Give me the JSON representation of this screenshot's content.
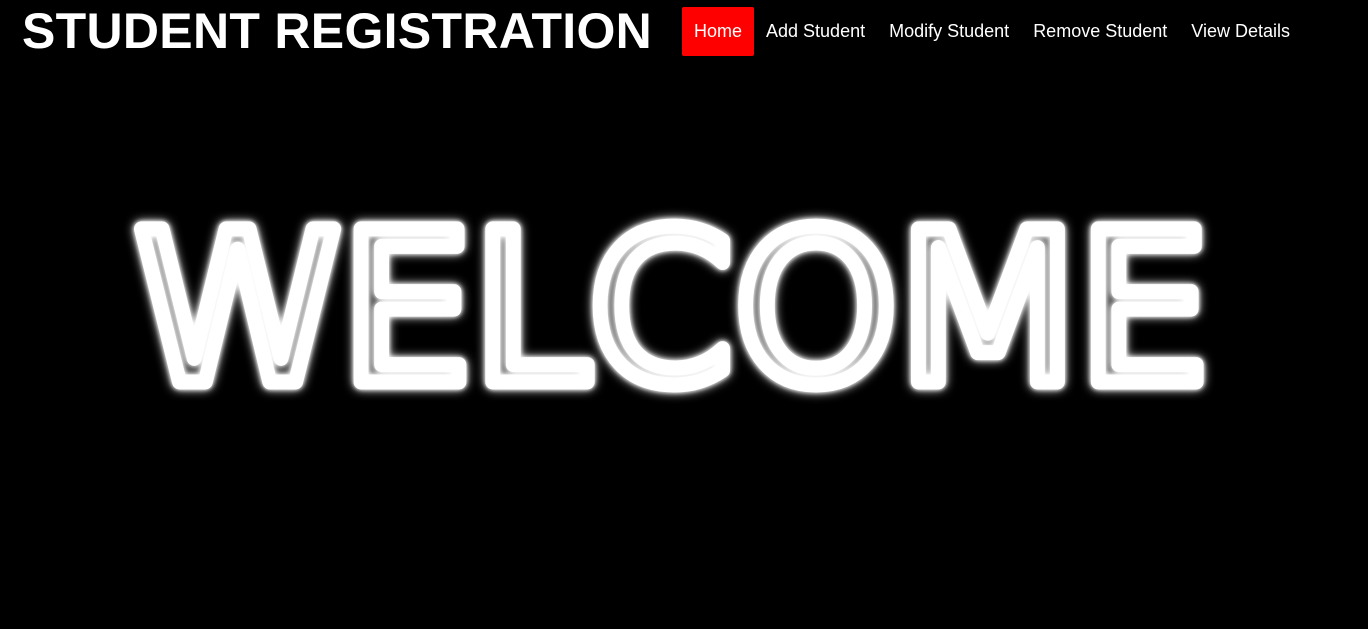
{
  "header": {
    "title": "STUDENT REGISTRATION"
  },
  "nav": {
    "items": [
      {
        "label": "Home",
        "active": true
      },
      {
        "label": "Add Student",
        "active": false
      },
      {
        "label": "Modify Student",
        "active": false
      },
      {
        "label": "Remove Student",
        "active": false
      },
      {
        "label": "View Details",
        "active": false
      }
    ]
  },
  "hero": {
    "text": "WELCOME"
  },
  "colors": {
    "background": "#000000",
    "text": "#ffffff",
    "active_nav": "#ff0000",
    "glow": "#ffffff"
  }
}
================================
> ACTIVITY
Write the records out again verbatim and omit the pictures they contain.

> RESPONSE AREA
Give me the JSON representation of this screenshot's content.
{
  "header": {
    "title": "STUDENT REGISTRATION"
  },
  "nav": {
    "items": [
      {
        "label": "Home",
        "active": true
      },
      {
        "label": "Add Student",
        "active": false
      },
      {
        "label": "Modify Student",
        "active": false
      },
      {
        "label": "Remove Student",
        "active": false
      },
      {
        "label": "View Details",
        "active": false
      }
    ]
  },
  "hero": {
    "text": "WELCOME"
  },
  "colors": {
    "background": "#000000",
    "text": "#ffffff",
    "active_nav": "#ff0000",
    "glow": "#ffffff"
  }
}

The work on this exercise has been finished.